John Moore, Portrait of Elmbury
There was one day that fell in early December, more exciting than Christmas itself; the day of Christmas market. Always on this occasion my fatherâ€™s firm provided sandwiches and drinks for all comers: dealers, smallholders, cowmen, shepherds, drovers. (The more substantial farmers were entertained to luncheon at the Swan.) Great were the preparations on the day before the market. Enormous joints sizzled in Old Cookieâ€™s oven; baskets of loaves lay everywhere about the kitchen, huge pats of yellow butter, tongues, sausages, pasties. Maids were busy all day cutting sandwiches, which were piled on dishes and covered with napkins. There was an air of bustle and festivity all over the house; but, alas, the festive spirit coupled with the near approach of Christmas was too much for Old Cookie; when the last joint was roasted, she got drunk. Lachrymose, incoherent, completely plastered, she confronted my mother and was given the sack. Next morning, sick and repentant, she was re-engaged.

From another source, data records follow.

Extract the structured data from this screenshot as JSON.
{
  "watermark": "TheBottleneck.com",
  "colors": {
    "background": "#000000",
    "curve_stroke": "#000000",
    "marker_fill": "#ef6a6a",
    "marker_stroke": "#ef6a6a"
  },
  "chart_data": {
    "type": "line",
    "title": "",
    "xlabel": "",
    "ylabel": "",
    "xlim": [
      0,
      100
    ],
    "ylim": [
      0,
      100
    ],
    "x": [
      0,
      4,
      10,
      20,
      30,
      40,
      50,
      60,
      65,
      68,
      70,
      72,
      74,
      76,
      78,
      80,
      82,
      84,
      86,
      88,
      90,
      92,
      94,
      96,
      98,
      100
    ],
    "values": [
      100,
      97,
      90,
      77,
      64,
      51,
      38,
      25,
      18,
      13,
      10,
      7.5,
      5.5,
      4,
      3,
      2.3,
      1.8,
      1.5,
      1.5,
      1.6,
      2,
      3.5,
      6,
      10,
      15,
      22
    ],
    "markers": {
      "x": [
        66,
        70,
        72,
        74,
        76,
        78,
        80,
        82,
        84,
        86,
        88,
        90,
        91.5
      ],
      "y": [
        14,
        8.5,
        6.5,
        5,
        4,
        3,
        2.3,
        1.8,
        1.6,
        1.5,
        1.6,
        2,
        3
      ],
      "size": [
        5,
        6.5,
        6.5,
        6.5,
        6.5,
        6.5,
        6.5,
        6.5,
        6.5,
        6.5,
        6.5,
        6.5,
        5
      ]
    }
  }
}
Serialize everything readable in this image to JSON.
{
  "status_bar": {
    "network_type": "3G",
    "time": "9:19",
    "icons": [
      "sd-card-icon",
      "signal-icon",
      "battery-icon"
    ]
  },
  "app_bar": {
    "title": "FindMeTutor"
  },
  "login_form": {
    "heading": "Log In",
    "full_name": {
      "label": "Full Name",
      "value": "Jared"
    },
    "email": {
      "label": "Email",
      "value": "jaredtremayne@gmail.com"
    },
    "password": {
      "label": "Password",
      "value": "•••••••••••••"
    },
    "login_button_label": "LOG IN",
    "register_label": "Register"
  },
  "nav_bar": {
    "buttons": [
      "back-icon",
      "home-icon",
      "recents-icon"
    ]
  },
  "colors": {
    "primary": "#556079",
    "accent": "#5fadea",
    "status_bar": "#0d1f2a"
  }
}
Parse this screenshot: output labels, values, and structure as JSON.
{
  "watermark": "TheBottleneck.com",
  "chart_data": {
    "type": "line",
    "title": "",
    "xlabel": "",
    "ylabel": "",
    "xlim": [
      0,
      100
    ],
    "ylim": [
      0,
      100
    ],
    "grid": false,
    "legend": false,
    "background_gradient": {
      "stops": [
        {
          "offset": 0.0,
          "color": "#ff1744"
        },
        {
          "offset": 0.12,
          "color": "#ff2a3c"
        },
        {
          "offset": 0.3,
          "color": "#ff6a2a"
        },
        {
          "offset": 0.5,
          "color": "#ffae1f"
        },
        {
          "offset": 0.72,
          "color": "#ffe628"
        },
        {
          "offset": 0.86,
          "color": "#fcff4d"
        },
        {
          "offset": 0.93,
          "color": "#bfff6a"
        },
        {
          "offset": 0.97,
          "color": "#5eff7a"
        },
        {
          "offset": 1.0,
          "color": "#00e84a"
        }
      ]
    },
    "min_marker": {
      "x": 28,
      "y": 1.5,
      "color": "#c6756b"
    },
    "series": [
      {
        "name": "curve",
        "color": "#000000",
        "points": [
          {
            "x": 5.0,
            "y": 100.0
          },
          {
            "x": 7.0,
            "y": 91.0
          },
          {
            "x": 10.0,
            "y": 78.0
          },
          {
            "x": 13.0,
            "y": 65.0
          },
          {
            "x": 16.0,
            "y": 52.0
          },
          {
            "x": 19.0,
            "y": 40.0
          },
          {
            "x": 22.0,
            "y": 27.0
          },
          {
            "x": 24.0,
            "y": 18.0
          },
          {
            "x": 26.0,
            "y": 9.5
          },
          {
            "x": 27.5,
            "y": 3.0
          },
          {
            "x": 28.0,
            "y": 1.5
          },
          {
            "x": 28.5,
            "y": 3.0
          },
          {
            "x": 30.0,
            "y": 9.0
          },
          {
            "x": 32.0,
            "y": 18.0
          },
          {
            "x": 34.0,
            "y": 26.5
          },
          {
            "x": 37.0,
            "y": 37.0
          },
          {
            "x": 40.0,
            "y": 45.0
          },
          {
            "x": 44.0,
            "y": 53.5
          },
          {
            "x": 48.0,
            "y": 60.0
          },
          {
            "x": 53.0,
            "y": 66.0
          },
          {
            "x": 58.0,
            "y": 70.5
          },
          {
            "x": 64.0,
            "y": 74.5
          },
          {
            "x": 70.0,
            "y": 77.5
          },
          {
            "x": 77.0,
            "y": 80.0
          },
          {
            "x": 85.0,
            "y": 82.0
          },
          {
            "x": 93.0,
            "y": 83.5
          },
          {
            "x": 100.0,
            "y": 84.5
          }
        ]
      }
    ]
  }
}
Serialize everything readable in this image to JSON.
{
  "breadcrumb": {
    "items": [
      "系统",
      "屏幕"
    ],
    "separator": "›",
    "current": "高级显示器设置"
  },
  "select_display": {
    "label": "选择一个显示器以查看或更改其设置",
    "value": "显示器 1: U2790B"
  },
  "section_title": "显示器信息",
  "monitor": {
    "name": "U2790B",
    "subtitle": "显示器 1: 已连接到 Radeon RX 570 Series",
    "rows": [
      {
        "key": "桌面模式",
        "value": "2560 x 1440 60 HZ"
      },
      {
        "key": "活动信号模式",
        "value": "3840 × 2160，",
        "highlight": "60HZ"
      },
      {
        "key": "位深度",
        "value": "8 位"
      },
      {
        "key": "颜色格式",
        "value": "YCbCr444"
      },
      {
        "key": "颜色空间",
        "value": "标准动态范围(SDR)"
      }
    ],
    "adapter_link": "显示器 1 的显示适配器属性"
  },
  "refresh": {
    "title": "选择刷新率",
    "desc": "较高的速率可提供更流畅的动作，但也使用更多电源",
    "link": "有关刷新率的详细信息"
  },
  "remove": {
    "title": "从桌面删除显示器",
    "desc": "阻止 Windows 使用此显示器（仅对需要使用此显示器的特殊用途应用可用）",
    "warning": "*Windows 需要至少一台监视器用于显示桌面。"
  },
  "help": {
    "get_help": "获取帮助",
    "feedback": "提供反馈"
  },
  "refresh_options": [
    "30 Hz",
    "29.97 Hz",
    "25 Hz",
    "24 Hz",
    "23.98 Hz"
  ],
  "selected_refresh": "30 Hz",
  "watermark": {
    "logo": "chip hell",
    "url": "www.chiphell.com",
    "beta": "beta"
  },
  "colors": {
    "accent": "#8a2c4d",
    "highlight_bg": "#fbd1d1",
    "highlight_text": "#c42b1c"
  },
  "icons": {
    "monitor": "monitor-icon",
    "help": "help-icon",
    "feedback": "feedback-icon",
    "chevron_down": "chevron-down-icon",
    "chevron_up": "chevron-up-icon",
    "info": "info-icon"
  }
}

Although the sale did not begin till half-past eleven, the first beasts began to pass our window as early as half-past nine. Thenceforward for two hours there passed down Elmbury High Street a procession such as might serve as a country counterpart of a Lord Mayorâ€™s Show. But here were no city financiers whose riches were scraps of paper locked in safes â€“ riches which might disappear tomorrow if somebody else juggled with his shares more cunningly. Here was solid wealth, the real wealth of England, a sight that would have warmed old Cobbettâ€™s heart to see: fat oxen, sleek and ponderous, white-faced Herefords curly haired between their straight horns, Shorthorns as rich-red as the fresh-turned loam, dark as the winter ploughland where the sweat stained their sides; flocks of sheep, broad and flat-backed so that the collies could run about on top of them, thick-woolled, black-faced Oxfords, whose multitudinous breaths in the frosty air made a mist which moved as their great flocks flowed like rivers down the street; and huge fat waddling pigs, sows whose bellies had brought forth great litters and which now brushed the earth between their short legs, bacons, porkers, Large Whites, Large Blacks, Middle Whites, blue-mottled cross-breds, sandy Tamworths and the ancient dappled breed of Gloucester Spots.
Here was the annual harvest of the great stock-fattening farms which lay in the rich valleys of the two rivers; here was a seasonâ€™s consummation, the happy outcome of the marriage between English weather and English soil, delivered by the skill and patience of men whose grandfathers had owned their farms before them. To this end the turgid waters of last winterâ€™s floods had left their rich alluvial deposit in the meadows, so that the spring grass sprang more greenly; to this end in Elmbury Ham in June, and in a thousand such great hayfields, sweaty men with pitchforks had built a village of sweet-smelling ricks; to this end swedes and turnips and mangel-wurzels, plump roots nearly as big as a football, had alternated in their proper rotations with golden corn and brown fallow on the slopes of the gentle hills which rose from the valleys. And now the purpose of all these labours was manifest.
Down the street towards the market on slow hoofs waddled the Champion Beast, great-shouldered, broad sided, deep-flanked; and a hundred more that were nearly his match. No man so poor that he would not taste a steak on Sunday; no family in such straits that they would not see a joint on their table on Christmas Day.
Just as the Lord Mayorâ€™s Show provides its moments of comic relief, so did this splendid progress towards the Christmas market. The calf that planted its legs four-square and flatly refused to budge, though one man heaved at its halter and another pulled its tail; the fat goodwife with a couple of cackling geese under her arms; the bull which entered Double Alley and rampaged about there, so that even the Hooks made common cause against it: all these events were matters for mirth and jesting. And later in the day, when the market was over and the farmers with bulging pockets rollicked home â€“ when the drovers rich with Christmas tips began their Christmas pub crawl â€“ when the butcher who had bought the Champion Beast paraded him through the town with rosettes upon his horns, a mighty fat butcher with a mighty fat beast â€“ what merry greetings passed, what practical joking went on! I shall never forget the butcherâ€™s face wreathed in smiles as he met Mr Jeffs who had bred and fattened the champion; beaming at each other, they shook hands, and the crowd in the street cheered and shouted. I shall never forget the butcherâ€™s obvious pride that he had paid the highest price for the best animal. Nowadays, it seems to me, too many people take pride in having bought something cheap; but the butcher was proud because he had bought something good, and had paid well for it.
And so dusk fell, and the lamplighter went round with his long pole, the gas lamps glowed yellowy, even that wan, cloudy nebulus that burned at the entrance to Double Alley, and the last of the country people went home. Only a few belated drovers still hung about the pubs; and the first carol singers gathered round our front door to tell their old tale of peace on earth and goodwill among men.